*Problem description*
Return the whole listing, line for line, without the pictures in it.

---------- Data records ----------

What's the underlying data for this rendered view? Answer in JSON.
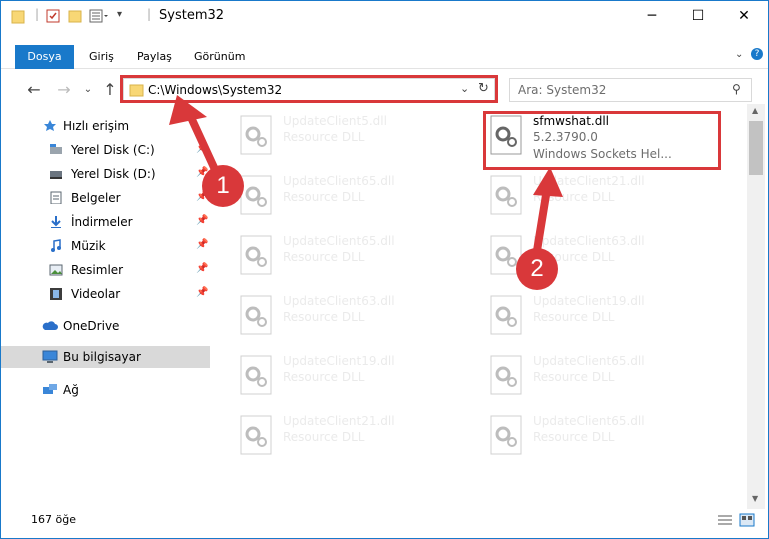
{
  "window": {
    "title": "System32",
    "min_icon": "minimize-icon",
    "max_icon": "maximize-icon",
    "close_icon": "close-icon"
  },
  "ribbon": {
    "tabs": [
      "Dosya",
      "Giriş",
      "Paylaş",
      "Görünüm"
    ]
  },
  "nav": {
    "address": "C:\\Windows\\System32",
    "search_placeholder": "Ara: System32"
  },
  "sidebar": {
    "items": [
      {
        "label": "Hızlı erişim",
        "icon": "star-icon"
      },
      {
        "label": "Yerel Disk (C:)",
        "icon": "drive-icon",
        "pinned": true
      },
      {
        "label": "Yerel Disk (D:)",
        "icon": "drive-icon",
        "pinned": true
      },
      {
        "label": "Belgeler",
        "icon": "documents-icon",
        "pinned": true
      },
      {
        "label": "İndirmeler",
        "icon": "download-icon",
        "pinned": true
      },
      {
        "label": "Müzik",
        "icon": "music-icon",
        "pinned": true
      },
      {
        "label": "Resimler",
        "icon": "pictures-icon",
        "pinned": true
      },
      {
        "label": "Videolar",
        "icon": "videos-icon",
        "pinned": true
      },
      {
        "label": "OneDrive",
        "icon": "cloud-icon"
      },
      {
        "label": "Bu bilgisayar",
        "icon": "computer-icon"
      },
      {
        "label": "Ağ",
        "icon": "network-icon"
      }
    ]
  },
  "files": [
    {
      "name": "UpdateClient5.dll",
      "type": "Resource DLL"
    },
    {
      "name": "sfmwshat.dll",
      "version": "5.2.3790.0",
      "desc": "Windows Sockets Hel..."
    },
    {
      "name": "UpdateClient65.dll",
      "type": "Resource DLL"
    },
    {
      "name": "UpdateClient21.dll",
      "type": "Resource DLL"
    },
    {
      "name": "UpdateClient65.dll",
      "type": "Resource DLL"
    },
    {
      "name": "UpdateClient63.dll",
      "type": "Resource DLL"
    },
    {
      "name": "UpdateClient63.dll",
      "type": "Resource DLL"
    },
    {
      "name": "UpdateClient19.dll",
      "type": "Resource DLL"
    },
    {
      "name": "UpdateClient19.dll",
      "type": "Resource DLL"
    },
    {
      "name": "UpdateClient65.dll",
      "type": "Resource DLL"
    },
    {
      "name": "UpdateClient21.dll",
      "type": "Resource DLL"
    },
    {
      "name": "UpdateClient65.dll",
      "type": "Resource DLL"
    }
  ],
  "status": {
    "count": "167 öğe"
  },
  "annotations": {
    "step1": "1",
    "step2": "2",
    "color": "#d9383a"
  }
}
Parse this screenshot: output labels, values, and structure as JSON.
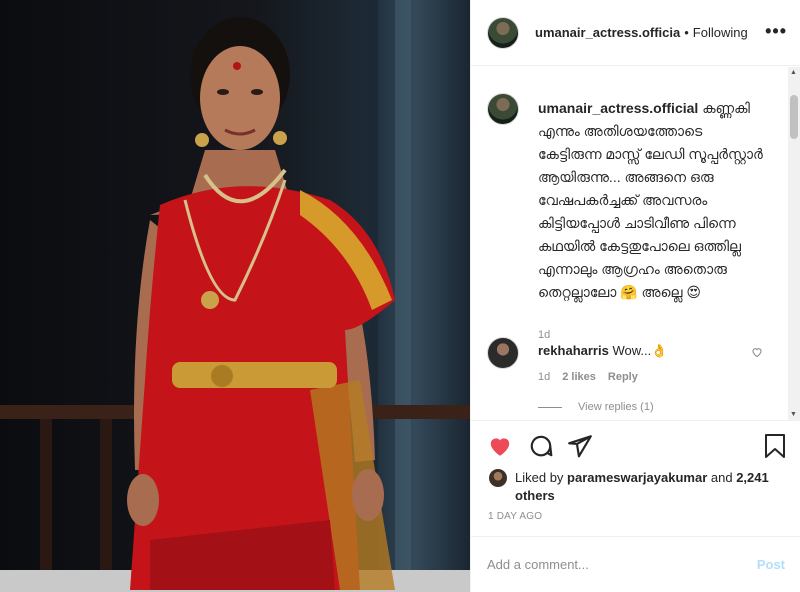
{
  "photo": {
    "alt_icon": "portrait-photo"
  },
  "header": {
    "username": "umanair_actress.officia",
    "separator": "•",
    "follow_status": "Following",
    "more_label": "•••"
  },
  "caption": {
    "username": "umanair_actress.official",
    "text": "കണ്ണകി എന്നും അതിശയത്തോടെ കേട്ടിരുന്ന മാസ്സ് ലേഡി സൂപ്പർസ്റ്റാർ ആയിരുന്നു... അങ്ങനെ ഒരു വേഷപകർച്ചക്ക് അവസരം കിട്ടിയപ്പോൾ ചാടിവീണു പിന്നെ കഥയിൽ കേട്ടതുപോലെ ഒത്തില്ല എന്നാലും ആഗ്രഹം അതൊരു തെറ്റല്ലാലോ 🤗 അല്ലെ 😍",
    "time": "1d"
  },
  "comment": {
    "username": "rekhaharris",
    "text": "Wow...👌",
    "time": "1d",
    "likes": "2 likes",
    "reply": "Reply",
    "view_replies": "View replies (1)"
  },
  "likes": {
    "prefix": "Liked by",
    "user": "parameswarjayakumar",
    "connector": "and",
    "others": "2,241 others"
  },
  "posted_ago": "1 DAY AGO",
  "add_comment": {
    "placeholder": "Add a comment...",
    "post_label": "Post"
  },
  "colors": {
    "heart": "#ed4956",
    "post_disabled": "#b2dffc",
    "secondary_text": "#8e8e8e"
  }
}
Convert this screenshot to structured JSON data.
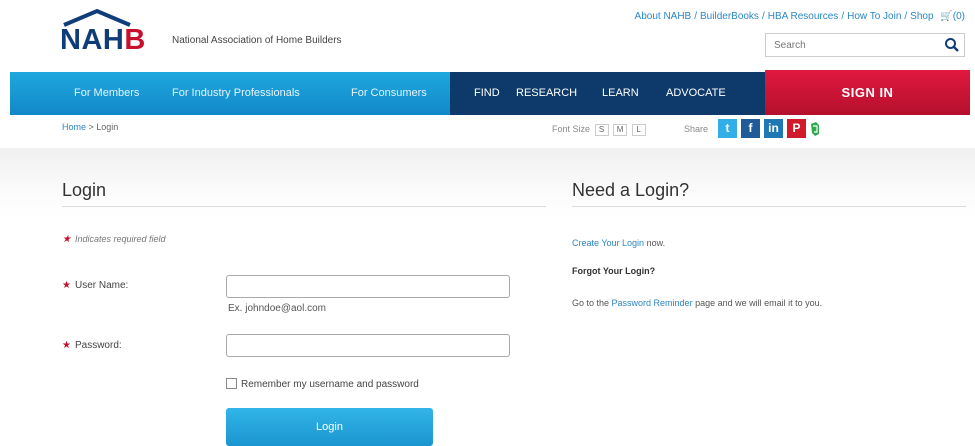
{
  "header": {
    "logo_text_a": "NAH",
    "logo_text_b": "B",
    "org_name": "National Association of Home Builders",
    "top_links": [
      "About NAHB",
      "BuilderBooks",
      "HBA Resources",
      "How To Join",
      "Shop"
    ],
    "cart_count": "(0)",
    "search_placeholder": "Search"
  },
  "nav": {
    "items_light": [
      "For Members",
      "For Industry Professionals",
      "For Consumers"
    ],
    "items_dark": [
      "FIND",
      "RESEARCH",
      "LEARN",
      "ADVOCATE"
    ],
    "signin_label": "SIGN IN"
  },
  "utility": {
    "breadcrumb_home": "Home",
    "breadcrumb_sep": " > ",
    "breadcrumb_current": "Login",
    "font_size_label": "Font Size",
    "font_sizes": [
      "S",
      "M",
      "L"
    ],
    "share_label": "Share",
    "social": {
      "twitter": "t",
      "facebook": "f",
      "linkedin": "in",
      "pinterest": "P"
    }
  },
  "login": {
    "title": "Login",
    "required_note": "Indicates required field",
    "username_label": "User Name:",
    "username_hint": "Ex. johndoe@aol.com",
    "password_label": "Password:",
    "remember_label": "Remember my username and password",
    "button_label": "Login"
  },
  "need": {
    "title": "Need a Login?",
    "create_link": "Create Your Login",
    "create_suffix": " now.",
    "forgot_title": "Forgot Your Login?",
    "forgot_prefix": "Go to the ",
    "forgot_link": "Password Reminder",
    "forgot_suffix": " page and we will email it to you."
  },
  "colors": {
    "brand_blue": "#0f3d7a",
    "brand_red": "#c8102e",
    "nav_blue": "#1fa8df",
    "nav_dark": "#0d3a6a",
    "link_blue": "#2b87c7"
  }
}
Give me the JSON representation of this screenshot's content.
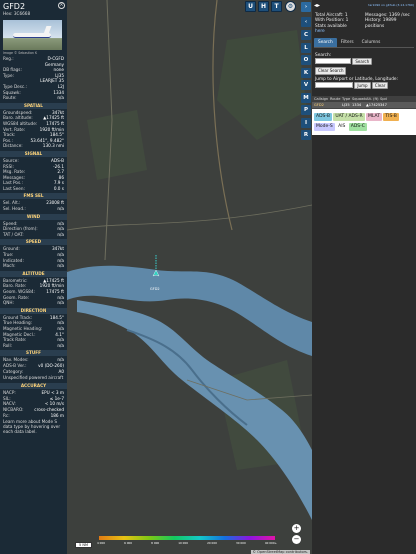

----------

*Result for this task*
What's the underlying data for this rendered view? Answer in JSON.
{
  "window": {
    "title": "System32",
    "min_icon": "minimize-icon",
    "max_icon": "maximize-icon",
    "close_icon": "close-icon"
  },
  "ribbon": {
    "tabs": [
      "Dosya",
      "Giriş",
      "Paylaş",
      "Görünüm"
    ]
  },
  "nav": {
    "address": "C:\\Windows\\System32",
    "search_placeholder": "Ara: System32"
  },
  "sidebar": {
    "items": [
      {
        "label": "Hızlı erişim",
        "icon": "star-icon"
      },
      {
        "label": "Yerel Disk (C:)",
        "icon": "drive-icon",
        "pinned": true
      },
      {
        "label": "Yerel Disk (D:)",
        "icon": "drive-icon",
        "pinned": true
      },
      {
        "label": "Belgeler",
        "icon": "documents-icon",
        "pinned": true
      },
      {
        "label": "İndirmeler",
        "icon": "download-icon",
        "pinned": true
      },
      {
        "label": "Müzik",
        "icon": "music-icon",
        "pinned": true
      },
      {
        "label": "Resimler",
        "icon": "pictures-icon",
        "pinned": true
      },
      {
        "label": "Videolar",
        "icon": "videos-icon",
        "pinned": true
      },
      {
        "label": "OneDrive",
        "icon": "cloud-icon"
      },
      {
        "label": "Bu bilgisayar",
        "icon": "computer-icon"
      },
      {
        "label": "Ağ",
        "icon": "network-icon"
      }
    ]
  },
  "files": [
    {
      "name": "UpdateClient5.dll",
      "type": "Resource DLL"
    },
    {
      "name": "sfmwshat.dll",
      "version": "5.2.3790.0",
      "desc": "Windows Sockets Hel..."
    },
    {
      "name": "UpdateClient65.dll",
      "type": "Resource DLL"
    },
    {
      "name": "UpdateClient21.dll",
      "type": "Resource DLL"
    },
    {
      "name": "UpdateClient65.dll",
      "type": "Resource DLL"
    },
    {
      "name": "UpdateClient63.dll",
      "type": "Resource DLL"
    },
    {
      "name": "UpdateClient63.dll",
      "type": "Resource DLL"
    },
    {
      "name": "UpdateClient19.dll",
      "type": "Resource DLL"
    },
    {
      "name": "UpdateClient19.dll",
      "type": "Resource DLL"
    },
    {
      "name": "UpdateClient65.dll",
      "type": "Resource DLL"
    },
    {
      "name": "UpdateClient21.dll",
      "type": "Resource DLL"
    },
    {
      "name": "UpdateClient65.dll",
      "type": "Resource DLL"
    }
  ],
  "status": {
    "count": "167 öğe"
  },
  "annotations": {
    "step1": "1",
    "step2": "2",
    "color": "#d9383a"
  }
}
Parse this screenshot: output labels, values, and structure as JSON.
{
  "photo": {
    "alt_icon": "portrait-photo"
  },
  "header": {
    "username": "umanair_actress.officia",
    "separator": "•",
    "follow_status": "Following",
    "more_label": "•••"
  },
  "caption": {
    "username": "umanair_actress.official",
    "text": "കണ്ണകി എന്നും അതിശയത്തോടെ കേട്ടിരുന്ന മാസ്സ് ലേഡി സൂപ്പർസ്റ്റാർ ആയിരുന്നു... അങ്ങനെ ഒരു വേഷപകർച്ചക്ക് അവസരം കിട്ടിയപ്പോൾ ചാടിവീണു പിന്നെ കഥയിൽ കേട്ടതുപോലെ ഒത്തില്ല എന്നാലും ആഗ്രഹം അതൊരു തെറ്റല്ലാലോ 🤗 അല്ലെ 😍",
    "time": "1d"
  },
  "comment": {
    "username": "rekhaharris",
    "text": "Wow...👌",
    "time": "1d",
    "likes": "2 likes",
    "reply": "Reply",
    "view_replies": "View replies (1)"
  },
  "likes": {
    "prefix": "Liked by",
    "user": "parameswarjayakumar",
    "connector": "and",
    "others": "2,241 others"
  },
  "posted_ago": "1 DAY AGO",
  "add_comment": {
    "placeholder": "Add a comment...",
    "post_label": "Post"
  },
  "colors": {
    "heart": "#ed4956",
    "post_disabled": "#b2dffc",
    "secondary_text": "#8e8e8e"
  }
}
Convert this screenshot to structured JSON data.
{
  "header": {
    "logo_text_a": "NAH",
    "logo_text_b": "B",
    "org_name": "National Association of Home Builders",
    "top_links": [
      "About NAHB",
      "BuilderBooks",
      "HBA Resources",
      "How To Join",
      "Shop"
    ],
    "cart_count": "(0)",
    "search_placeholder": "Search"
  },
  "nav": {
    "items_light": [
      "For Members",
      "For Industry Professionals",
      "For Consumers"
    ],
    "items_dark": [
      "FIND",
      "RESEARCH",
      "LEARN",
      "ADVOCATE"
    ],
    "signin_label": "SIGN IN"
  },
  "utility": {
    "breadcrumb_home": "Home",
    "breadcrumb_sep": " > ",
    "breadcrumb_current": "Login",
    "font_size_label": "Font Size",
    "font_sizes": [
      "S",
      "M",
      "L"
    ],
    "share_label": "Share",
    "social": {
      "twitter": "t",
      "facebook": "f",
      "linkedin": "in",
      "pinterest": "P"
    }
  },
  "login": {
    "title": "Login",
    "required_note": "Indicates required field",
    "username_label": "User Name:",
    "username_hint": "Ex. johndoe@aol.com",
    "password_label": "Password:",
    "remember_label": "Remember my username and password",
    "button_label": "Login"
  },
  "need": {
    "title": "Need a Login?",
    "create_link": "Create Your Login",
    "create_suffix": " now.",
    "forgot_title": "Forgot Your Login?",
    "forgot_prefix": "Go to the ",
    "forgot_link": "Password Reminder",
    "forgot_suffix": " page and we will email it to you."
  },
  "colors": {
    "brand_blue": "#0f3d7a",
    "brand_red": "#c8102e",
    "nav_blue": "#1fa8df",
    "nav_dark": "#0d3a6a",
    "link_blue": "#2b87c7"
  }
}
Give me the JSON representation of this screenshot's content.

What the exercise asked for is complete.